Declarations that fundraisers must make to the public explaining how they are paid are too complicated and "incredibly difficult for charities to get their heads around", according to Lindsay Boswell, chief executive of the Institute of Fundraising.
Boswell told a charity law conference last week that the complexities of the subject had not been addressed properly when the Charities Act 2006 was being drafted.
"The declarations are essential and the Office of the Third Sector has done a good job with its guidance," he said. "But no one can deny that if the institute has had to issue 15 draft templates for the declarations different kinds of fundraisers have to make, things must have gone dramatically wrong."
He also doubted whether the new regulations would be enforced. "The police and local authorities don't give a monkey's about what goes on in the world of fundraising," he told the conference, run by the Directory of Social Change and law firm Bates Wells & Braithwaite.
Boswell also questioned whether the part of the Charities Act transferring the licensing of public collections to the Charity Commission would be implemented. He said: "The proposals are fantastic, but the Charity Commission doesn't want to have to issue public collections licences because it doesn't have the resources. And if you asked the OTS legal team where public collections are in its priority list, it would probably say '12'".

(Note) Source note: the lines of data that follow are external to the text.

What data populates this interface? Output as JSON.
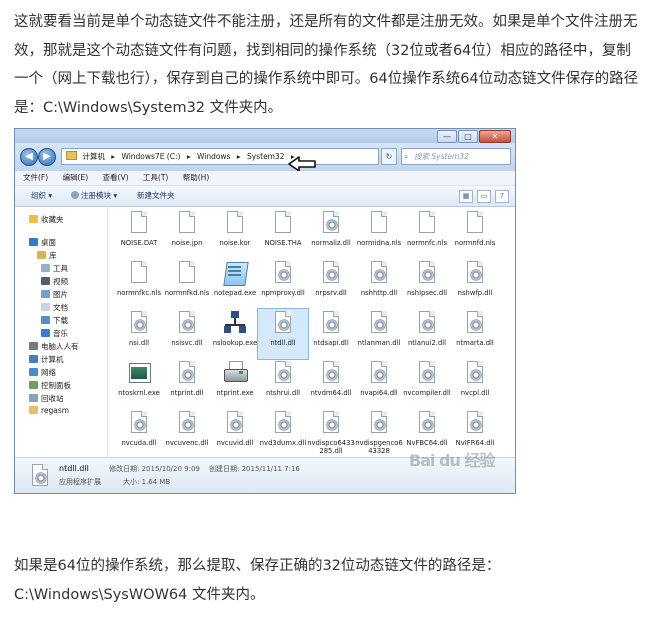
{
  "article": {
    "para1": "这就要看当前是单个动态链文件不能注册，还是所有的文件都是注册无效。如果是单个文件注册无效，那就是这个动态链文件有问题，找到相同的操作系统（32位或者64位）相应的路径中，复制一个（网上下载也行），保存到自己的操作系统中即可。64位操作系统64位动态链文件保存的路径是：C:\\Windows\\System32 文件夹内。",
    "para2": "如果是64位的操作系统，那么提取、保存正确的32位动态链文件的路径是：C:\\Windows\\SysWOW64 文件夹内。"
  },
  "explorer": {
    "window_buttons": [
      "—",
      "□",
      "✕"
    ],
    "nav": {
      "back": "◀",
      "forward": "▶"
    },
    "address": [
      "计算机",
      "▸",
      "Windows7E (C:)",
      "▸",
      "Windows",
      "▸",
      "System32",
      "▸"
    ],
    "refresh_symbol": "↻",
    "search_placeholder": "搜索 System32",
    "search_icon": "⌕",
    "menu": [
      "文件(F)",
      "编辑(E)",
      "查看(V)",
      "工具(T)",
      "帮助(H)"
    ],
    "commands": {
      "organize": "组织 ▾",
      "register": "注册模块 ▾",
      "new_folder": "新建文件夹"
    },
    "view_icons": [
      "▦",
      "▭",
      "?"
    ],
    "sidebar": [
      {
        "label": "收藏夹",
        "color": "#f0c040"
      },
      {
        "label": "桌面",
        "color": "#3a78c0"
      },
      {
        "label": "库",
        "color": "#d9b25c"
      },
      {
        "label": "工具",
        "color": "#9ab0c8"
      },
      {
        "label": "视频",
        "color": "#555e6a"
      },
      {
        "label": "图片",
        "color": "#6ea0d0"
      },
      {
        "label": "文档",
        "color": "#c8d4e0"
      },
      {
        "label": "下载",
        "color": "#5c8cc8"
      },
      {
        "label": "音乐",
        "color": "#3f7cc8"
      },
      {
        "label": "电脑人人有",
        "color": "#7a7a7a"
      },
      {
        "label": "计算机",
        "color": "#4a7cb8"
      },
      {
        "label": "网络",
        "color": "#4a8ad0"
      },
      {
        "label": "控制面板",
        "color": "#6ba060"
      },
      {
        "label": "回收站",
        "color": "#8aa0b4"
      },
      {
        "label": "regasm",
        "color": "#e8c060"
      }
    ],
    "files": [
      {
        "name": "NOISE.DAT",
        "kind": "page"
      },
      {
        "name": "noise.jpn",
        "kind": "page"
      },
      {
        "name": "noise.kor",
        "kind": "page"
      },
      {
        "name": "NOISE.THA",
        "kind": "page"
      },
      {
        "name": "normaliz.dll",
        "kind": "dll"
      },
      {
        "name": "normidna.nls",
        "kind": "page"
      },
      {
        "name": "normnfc.nls",
        "kind": "page"
      },
      {
        "name": "normnfd.nls",
        "kind": "page"
      },
      {
        "name": "normnfkc.nls",
        "kind": "page"
      },
      {
        "name": "normnfkd.nls",
        "kind": "page"
      },
      {
        "name": "notepad.exe",
        "kind": "notepad"
      },
      {
        "name": "npmproxy.dll",
        "kind": "dll"
      },
      {
        "name": "nrpsrv.dll",
        "kind": "dll"
      },
      {
        "name": "nshhttp.dll",
        "kind": "dll"
      },
      {
        "name": "nshipsec.dll",
        "kind": "dll"
      },
      {
        "name": "nshwfp.dll",
        "kind": "dll"
      },
      {
        "name": "nsi.dll",
        "kind": "dll"
      },
      {
        "name": "nsisvc.dll",
        "kind": "dll"
      },
      {
        "name": "nslookup.exe",
        "kind": "network"
      },
      {
        "name": "ntdll.dll",
        "kind": "dll",
        "selected": true
      },
      {
        "name": "ntdsapi.dll",
        "kind": "dll"
      },
      {
        "name": "ntlanman.dll",
        "kind": "dll"
      },
      {
        "name": "ntlanui2.dll",
        "kind": "dll"
      },
      {
        "name": "ntmarta.dll",
        "kind": "dll"
      },
      {
        "name": "ntoskrnl.exe",
        "kind": "app"
      },
      {
        "name": "ntprint.dll",
        "kind": "dll"
      },
      {
        "name": "ntprint.exe",
        "kind": "printer"
      },
      {
        "name": "ntshrui.dll",
        "kind": "dll"
      },
      {
        "name": "ntvdm64.dll",
        "kind": "dll"
      },
      {
        "name": "nvapi64.dll",
        "kind": "dll"
      },
      {
        "name": "nvcompiler.dll",
        "kind": "dll"
      },
      {
        "name": "nvcpl.dll",
        "kind": "dll"
      },
      {
        "name": "nvcuda.dll",
        "kind": "dll"
      },
      {
        "name": "nvcuvenc.dll",
        "kind": "dll"
      },
      {
        "name": "nvcuvid.dll",
        "kind": "dll"
      },
      {
        "name": "nvd3dumx.dll",
        "kind": "dll"
      },
      {
        "name": "nvdispco6433285.dll",
        "kind": "dll"
      },
      {
        "name": "nvdispgenco643328",
        "kind": "dll"
      },
      {
        "name": "NvFBC64.dll",
        "kind": "dll"
      },
      {
        "name": "NvIFR64.dll",
        "kind": "dll"
      }
    ],
    "details": {
      "name": "ntdll.dll",
      "type": "应用程序扩展",
      "modified": "修改日期: 2015/10/20 9:09",
      "created": "创建日期: 2015/11/11 7:16",
      "size": "大小: 1.64 MB"
    },
    "watermark": "Bai du 经验"
  }
}
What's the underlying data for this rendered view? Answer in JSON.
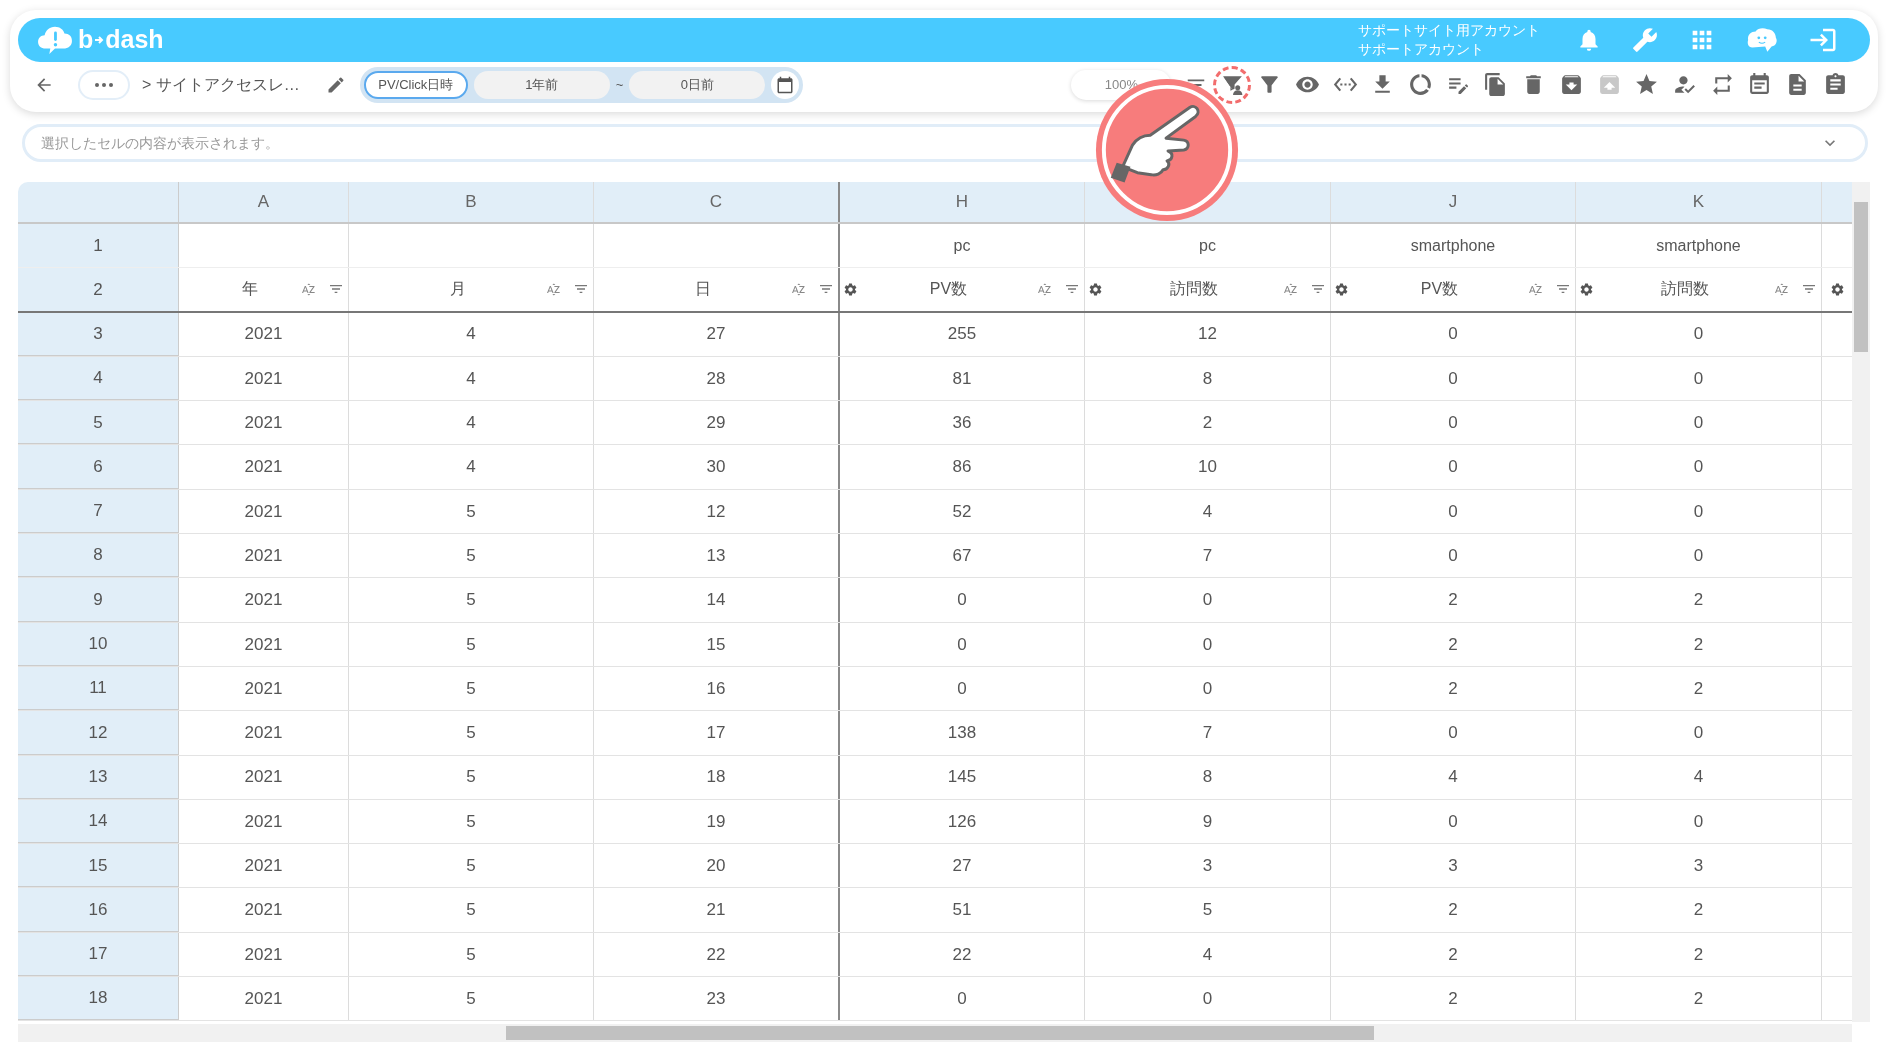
{
  "header": {
    "logo": {
      "left": "b",
      "right": "dash"
    },
    "account": [
      "サポートサイト用アカウント",
      "サポートアカウント"
    ]
  },
  "toolbar": {
    "breadcrumb": "> サイトアクセスレ…",
    "date_range": {
      "type_button": {
        "label": "PV/Click日時",
        "active": true
      },
      "from": "1年前",
      "separator": "~",
      "to": "0日前"
    },
    "zoom": "100%",
    "tools": [
      {
        "kind": "filter-user",
        "highlighted": true,
        "disabled": false
      },
      {
        "kind": "filter",
        "highlighted": false,
        "disabled": false
      },
      {
        "kind": "eye",
        "highlighted": false,
        "disabled": false
      },
      {
        "kind": "code",
        "highlighted": false,
        "disabled": false
      },
      {
        "kind": "download",
        "highlighted": false,
        "disabled": false
      },
      {
        "kind": "chart",
        "highlighted": false,
        "disabled": false
      },
      {
        "kind": "edit",
        "highlighted": false,
        "disabled": false
      },
      {
        "kind": "copy",
        "highlighted": false,
        "disabled": false
      },
      {
        "kind": "trash",
        "highlighted": false,
        "disabled": false
      },
      {
        "kind": "archive",
        "highlighted": false,
        "disabled": false
      },
      {
        "kind": "unarchive",
        "highlighted": false,
        "disabled": true
      },
      {
        "kind": "star",
        "highlighted": false,
        "disabled": false
      },
      {
        "kind": "user-check",
        "highlighted": false,
        "disabled": false
      },
      {
        "kind": "repeat",
        "highlighted": false,
        "disabled": false
      },
      {
        "kind": "calendar",
        "highlighted": false,
        "disabled": false
      },
      {
        "kind": "file",
        "highlighted": false,
        "disabled": false
      },
      {
        "kind": "clipboard",
        "highlighted": false,
        "disabled": false
      }
    ]
  },
  "cell_field": {
    "placeholder": "選択したセルの内容が表示されます。"
  },
  "table": {
    "columns": [
      {
        "letter": "A",
        "row2": "年",
        "gear": false
      },
      {
        "letter": "B",
        "row2": "月",
        "gear": false
      },
      {
        "letter": "C",
        "row2": "日",
        "gear": false
      },
      {
        "letter": "H",
        "row1": "pc",
        "row2": "PV数",
        "gear": true
      },
      {
        "row1": "pc",
        "row2": "訪問数",
        "gear": true
      },
      {
        "letter": "J",
        "row1": "smartphone",
        "row2": "PV数",
        "gear": true
      },
      {
        "letter": "K",
        "row1": "smartphone",
        "row2": "訪問数",
        "gear": true
      }
    ],
    "header_rows": [
      "1",
      "2"
    ],
    "rows": [
      {
        "num": "3",
        "cells": [
          "2021",
          "4",
          "27",
          "255",
          "12",
          "0",
          "0"
        ]
      },
      {
        "num": "4",
        "cells": [
          "2021",
          "4",
          "28",
          "81",
          "8",
          "0",
          "0"
        ]
      },
      {
        "num": "5",
        "cells": [
          "2021",
          "4",
          "29",
          "36",
          "2",
          "0",
          "0"
        ]
      },
      {
        "num": "6",
        "cells": [
          "2021",
          "4",
          "30",
          "86",
          "10",
          "0",
          "0"
        ]
      },
      {
        "num": "7",
        "cells": [
          "2021",
          "5",
          "12",
          "52",
          "4",
          "0",
          "0"
        ]
      },
      {
        "num": "8",
        "cells": [
          "2021",
          "5",
          "13",
          "67",
          "7",
          "0",
          "0"
        ]
      },
      {
        "num": "9",
        "cells": [
          "2021",
          "5",
          "14",
          "0",
          "0",
          "2",
          "2"
        ]
      },
      {
        "num": "10",
        "cells": [
          "2021",
          "5",
          "15",
          "0",
          "0",
          "2",
          "2"
        ]
      },
      {
        "num": "11",
        "cells": [
          "2021",
          "5",
          "16",
          "0",
          "0",
          "2",
          "2"
        ]
      },
      {
        "num": "12",
        "cells": [
          "2021",
          "5",
          "17",
          "138",
          "7",
          "0",
          "0"
        ]
      },
      {
        "num": "13",
        "cells": [
          "2021",
          "5",
          "18",
          "145",
          "8",
          "4",
          "4"
        ]
      },
      {
        "num": "14",
        "cells": [
          "2021",
          "5",
          "19",
          "126",
          "9",
          "0",
          "0"
        ]
      },
      {
        "num": "15",
        "cells": [
          "2021",
          "5",
          "20",
          "27",
          "3",
          "3",
          "3"
        ]
      },
      {
        "num": "16",
        "cells": [
          "2021",
          "5",
          "21",
          "51",
          "5",
          "2",
          "2"
        ]
      },
      {
        "num": "17",
        "cells": [
          "2021",
          "5",
          "22",
          "22",
          "4",
          "2",
          "2"
        ]
      },
      {
        "num": "18",
        "cells": [
          "2021",
          "5",
          "23",
          "0",
          "0",
          "2",
          "2"
        ]
      }
    ],
    "next_column_gear": true
  },
  "tutorial_pointer": {
    "shown": true
  }
}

Mick Aldridge, chief executive of the Public Fundraising Regulatory Association, told Third Sector it was understandable that the OTS had other priorities, such as compensating charities for losses in the Icelandic banking collapse.
But predictions from senior sector pundits that the measures on public collections would never be brought in could become self-fulfilling prophesies, he said.
A spokesman for the OTS said: "We are carrying out research that will inform the implementation of the licensing regime. This is a sensible approach and should not be taken to mean anything else."